I'll bang on the glass 'till I get one. Apart from my own of course, these are some of the best sausage rolls in West Suffolk. Just as I took this snap someone came along and bought them both so Scarlett and I ate an excellent Chicken Caesar salad and the daily special sandwich of Battered Smoked Haddock, Mushy Peas, Tartare Sauce with Cos lettuce. Ice Cafe I'll be back for a sausage roll...
Love it or hate it the chances are a Christmas Pudding will be making an appearance on your festive table. I was intrigued to try a Bunty's Christmas pudding created to win over the haters amongst you. The hand-made Waveney Valley pudding arrived so beautifully presented it was a shame to cut off the ribbons and bows from the muslin wrapped Mason Cash bowl. Steamed for one and half hours according to the instructions, the waft of fruit and spice was noticable when I cut the string and removed the paper to turn it out.The texture was quite different from any pudding I've tried before; soft and light without the whole fruits and crumbly texture of a traditional pud but a rich and dark colour, yet not stodgy. The balance of fruit and alcohol is excellent, with more than a hint of prune and raisins enhanced with Pedro Ximenez sherry. In fact this is a pudding where you might possibly manage seconds. Check out Bunty's website to find your local stockist.

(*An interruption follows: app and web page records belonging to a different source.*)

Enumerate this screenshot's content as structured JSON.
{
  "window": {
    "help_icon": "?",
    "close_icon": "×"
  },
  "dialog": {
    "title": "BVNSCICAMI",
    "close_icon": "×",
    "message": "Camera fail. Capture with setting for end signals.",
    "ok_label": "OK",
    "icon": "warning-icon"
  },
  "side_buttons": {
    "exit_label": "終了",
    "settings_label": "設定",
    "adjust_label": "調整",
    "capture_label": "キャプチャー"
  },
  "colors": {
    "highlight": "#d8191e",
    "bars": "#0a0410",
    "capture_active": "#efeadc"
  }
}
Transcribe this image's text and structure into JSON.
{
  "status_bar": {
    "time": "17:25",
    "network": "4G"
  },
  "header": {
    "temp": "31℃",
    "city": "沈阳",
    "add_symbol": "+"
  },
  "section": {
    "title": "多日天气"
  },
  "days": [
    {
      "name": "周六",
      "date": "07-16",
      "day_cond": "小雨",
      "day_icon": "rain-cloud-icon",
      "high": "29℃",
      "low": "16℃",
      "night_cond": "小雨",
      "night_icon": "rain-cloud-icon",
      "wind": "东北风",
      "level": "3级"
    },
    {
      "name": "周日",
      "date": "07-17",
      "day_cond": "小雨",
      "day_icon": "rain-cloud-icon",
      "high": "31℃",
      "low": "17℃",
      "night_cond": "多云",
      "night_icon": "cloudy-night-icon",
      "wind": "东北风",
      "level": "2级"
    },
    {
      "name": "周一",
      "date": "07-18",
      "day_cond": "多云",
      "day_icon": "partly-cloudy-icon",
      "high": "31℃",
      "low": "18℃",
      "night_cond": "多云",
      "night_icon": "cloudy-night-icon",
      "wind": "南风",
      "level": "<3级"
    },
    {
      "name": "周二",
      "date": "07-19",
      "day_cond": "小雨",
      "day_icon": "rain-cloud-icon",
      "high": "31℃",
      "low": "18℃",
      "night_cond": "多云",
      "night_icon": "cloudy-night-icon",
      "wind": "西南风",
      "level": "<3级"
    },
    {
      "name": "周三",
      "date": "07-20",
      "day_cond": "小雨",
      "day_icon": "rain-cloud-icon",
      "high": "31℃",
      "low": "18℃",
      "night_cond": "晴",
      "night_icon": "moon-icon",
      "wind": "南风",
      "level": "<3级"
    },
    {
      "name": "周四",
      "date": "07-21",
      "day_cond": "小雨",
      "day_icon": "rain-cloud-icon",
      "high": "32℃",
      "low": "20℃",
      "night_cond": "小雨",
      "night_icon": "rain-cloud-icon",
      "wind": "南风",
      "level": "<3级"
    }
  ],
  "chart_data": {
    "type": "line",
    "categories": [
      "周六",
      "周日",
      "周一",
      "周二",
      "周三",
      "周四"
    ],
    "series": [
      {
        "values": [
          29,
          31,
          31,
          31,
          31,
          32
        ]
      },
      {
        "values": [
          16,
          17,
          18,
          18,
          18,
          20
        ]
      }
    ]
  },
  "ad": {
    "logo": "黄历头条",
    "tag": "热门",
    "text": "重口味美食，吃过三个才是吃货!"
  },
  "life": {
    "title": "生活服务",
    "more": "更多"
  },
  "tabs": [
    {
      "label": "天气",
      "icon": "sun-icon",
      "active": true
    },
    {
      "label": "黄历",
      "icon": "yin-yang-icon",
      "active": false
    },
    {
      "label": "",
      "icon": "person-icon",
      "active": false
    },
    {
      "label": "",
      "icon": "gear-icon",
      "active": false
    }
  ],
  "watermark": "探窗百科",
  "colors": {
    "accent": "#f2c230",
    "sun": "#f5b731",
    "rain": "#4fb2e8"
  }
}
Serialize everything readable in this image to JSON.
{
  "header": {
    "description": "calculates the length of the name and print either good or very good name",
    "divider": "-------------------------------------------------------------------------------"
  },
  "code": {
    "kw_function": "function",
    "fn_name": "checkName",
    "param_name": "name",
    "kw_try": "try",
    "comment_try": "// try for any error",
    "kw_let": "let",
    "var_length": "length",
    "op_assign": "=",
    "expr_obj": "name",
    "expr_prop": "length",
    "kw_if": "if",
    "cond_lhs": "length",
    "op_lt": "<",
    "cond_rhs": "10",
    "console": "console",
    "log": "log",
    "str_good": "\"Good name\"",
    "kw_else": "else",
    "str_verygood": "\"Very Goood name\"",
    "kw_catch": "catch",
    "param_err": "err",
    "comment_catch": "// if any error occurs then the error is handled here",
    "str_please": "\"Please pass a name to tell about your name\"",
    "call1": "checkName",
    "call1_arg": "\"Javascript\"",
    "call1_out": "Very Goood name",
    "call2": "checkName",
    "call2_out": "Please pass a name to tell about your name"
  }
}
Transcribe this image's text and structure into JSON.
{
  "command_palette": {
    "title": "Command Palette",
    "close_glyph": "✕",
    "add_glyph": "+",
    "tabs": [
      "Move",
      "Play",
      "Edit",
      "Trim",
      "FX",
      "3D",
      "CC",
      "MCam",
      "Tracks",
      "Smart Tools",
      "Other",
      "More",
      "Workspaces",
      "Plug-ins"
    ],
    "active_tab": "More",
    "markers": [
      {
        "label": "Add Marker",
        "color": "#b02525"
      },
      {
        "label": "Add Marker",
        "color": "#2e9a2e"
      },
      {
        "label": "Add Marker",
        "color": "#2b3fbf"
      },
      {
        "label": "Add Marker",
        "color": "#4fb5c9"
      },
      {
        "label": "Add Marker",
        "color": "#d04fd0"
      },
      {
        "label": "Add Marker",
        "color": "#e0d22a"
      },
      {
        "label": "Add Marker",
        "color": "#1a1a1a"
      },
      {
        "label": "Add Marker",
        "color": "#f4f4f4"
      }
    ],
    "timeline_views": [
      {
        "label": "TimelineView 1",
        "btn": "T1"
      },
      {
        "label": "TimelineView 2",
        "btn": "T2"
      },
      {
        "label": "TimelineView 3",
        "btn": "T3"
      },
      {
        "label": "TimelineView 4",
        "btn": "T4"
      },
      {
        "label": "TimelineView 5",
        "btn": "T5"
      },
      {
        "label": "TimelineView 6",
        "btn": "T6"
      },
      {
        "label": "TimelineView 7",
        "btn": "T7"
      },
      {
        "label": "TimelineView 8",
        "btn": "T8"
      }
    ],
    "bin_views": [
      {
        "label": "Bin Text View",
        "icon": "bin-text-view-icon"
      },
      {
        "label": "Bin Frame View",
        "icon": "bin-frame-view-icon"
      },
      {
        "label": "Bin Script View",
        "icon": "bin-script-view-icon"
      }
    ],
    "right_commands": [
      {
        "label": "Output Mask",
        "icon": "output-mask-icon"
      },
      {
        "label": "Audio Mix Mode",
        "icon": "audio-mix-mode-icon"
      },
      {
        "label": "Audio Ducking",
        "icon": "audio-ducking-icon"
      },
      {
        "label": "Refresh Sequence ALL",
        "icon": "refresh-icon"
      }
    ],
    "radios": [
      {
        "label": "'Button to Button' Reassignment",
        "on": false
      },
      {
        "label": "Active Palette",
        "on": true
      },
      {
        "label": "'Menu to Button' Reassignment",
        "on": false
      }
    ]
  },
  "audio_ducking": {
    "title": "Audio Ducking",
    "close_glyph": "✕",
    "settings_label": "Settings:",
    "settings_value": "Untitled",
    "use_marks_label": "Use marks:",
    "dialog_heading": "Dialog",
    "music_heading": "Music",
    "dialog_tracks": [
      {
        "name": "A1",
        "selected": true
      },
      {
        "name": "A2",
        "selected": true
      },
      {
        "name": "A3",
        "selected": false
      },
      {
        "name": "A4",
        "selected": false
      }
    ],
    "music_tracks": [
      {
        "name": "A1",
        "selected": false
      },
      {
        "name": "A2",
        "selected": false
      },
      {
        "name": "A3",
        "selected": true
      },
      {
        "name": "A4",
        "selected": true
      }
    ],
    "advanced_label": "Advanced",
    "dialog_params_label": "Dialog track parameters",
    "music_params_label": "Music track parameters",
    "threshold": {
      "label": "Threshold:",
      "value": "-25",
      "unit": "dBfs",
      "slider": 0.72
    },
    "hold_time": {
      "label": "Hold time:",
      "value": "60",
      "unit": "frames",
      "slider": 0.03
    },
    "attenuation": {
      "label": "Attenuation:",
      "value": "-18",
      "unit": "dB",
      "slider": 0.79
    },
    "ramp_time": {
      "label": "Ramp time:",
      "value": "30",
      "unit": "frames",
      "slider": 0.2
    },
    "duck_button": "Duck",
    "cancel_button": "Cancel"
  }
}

There's something about the low sun and the cooler days that tempts me to get out the last of my 2017 green tomato chutney to dollop on a generous portion of game pate and crisp, warm buttered toast. I tried Wild and Game Grouse Brandy and Herb Pate and also their very nice Pheasant, Pistachio and Port Pate. A rather lovely late lunch. Pheasant season starts soon. Whoop!
These little botanical and fruit pockets arrived in the SuffolkFoodie mail box last week and proved to be the perfect excuse to get the gin bottle out and experiment a little. The infusion pockets are fully biodegradable and plastic free (round of applause for that) and have been created by Dominic Limbrey of D.J. Limbrey Distilling to add an additional dimension to a drink. As Dominic suggests, add a different dynamic to your favourite cocktail, pimp up your prosecco or simply add the botanical bags to your tonic. We dangled the cold infusions bags into all manner of mixes and came out with top marks for the Stirring Botanicals in our gin. (elderberries, burdock root, juniper berries, liquorice root, coriander seeds, dandelion leaves, honeybush, elderflower, allspice berry, cardamom, hibiscus, apple, fermented lemon peel, rosehip, orange peel) The Summer Equinox (hibiscus, apple,rosehip,lemon verbena, freeze dried raspberry, freeze dried strawberry) mixed with a plain tonic scored well in our Drinks for Drivers category. Of course Mr S.Foodie enjoyed the lekker flavours of South Africa in his Rooibos Spice infused lemonade. DJ's Cold Infusion Pockets retail at £9.99 for a box of 10 and you'll get a free stirring spoon if you buy a box before 31st December 2018. That's a Christmas present sorted then.
Had to go and see why everybody's been wow-ing about the Southern French, wood fired cooking at Sardine. (Hoxton of course). There's was a taste of Italian and Spanish cuisine on the menu too, which at lunch time was a short and precise offering, with an excellent value 'prix fixe', £20 for three courses. The space is small with a large communal table in the middle and a few smaller tables for those less sociable. Food was as delicious as it sounded, slightly rustic but flavours punching above their weight. Not many places these days that settle for simple plating but that's just what we loved about it. Not a tweezer in sight.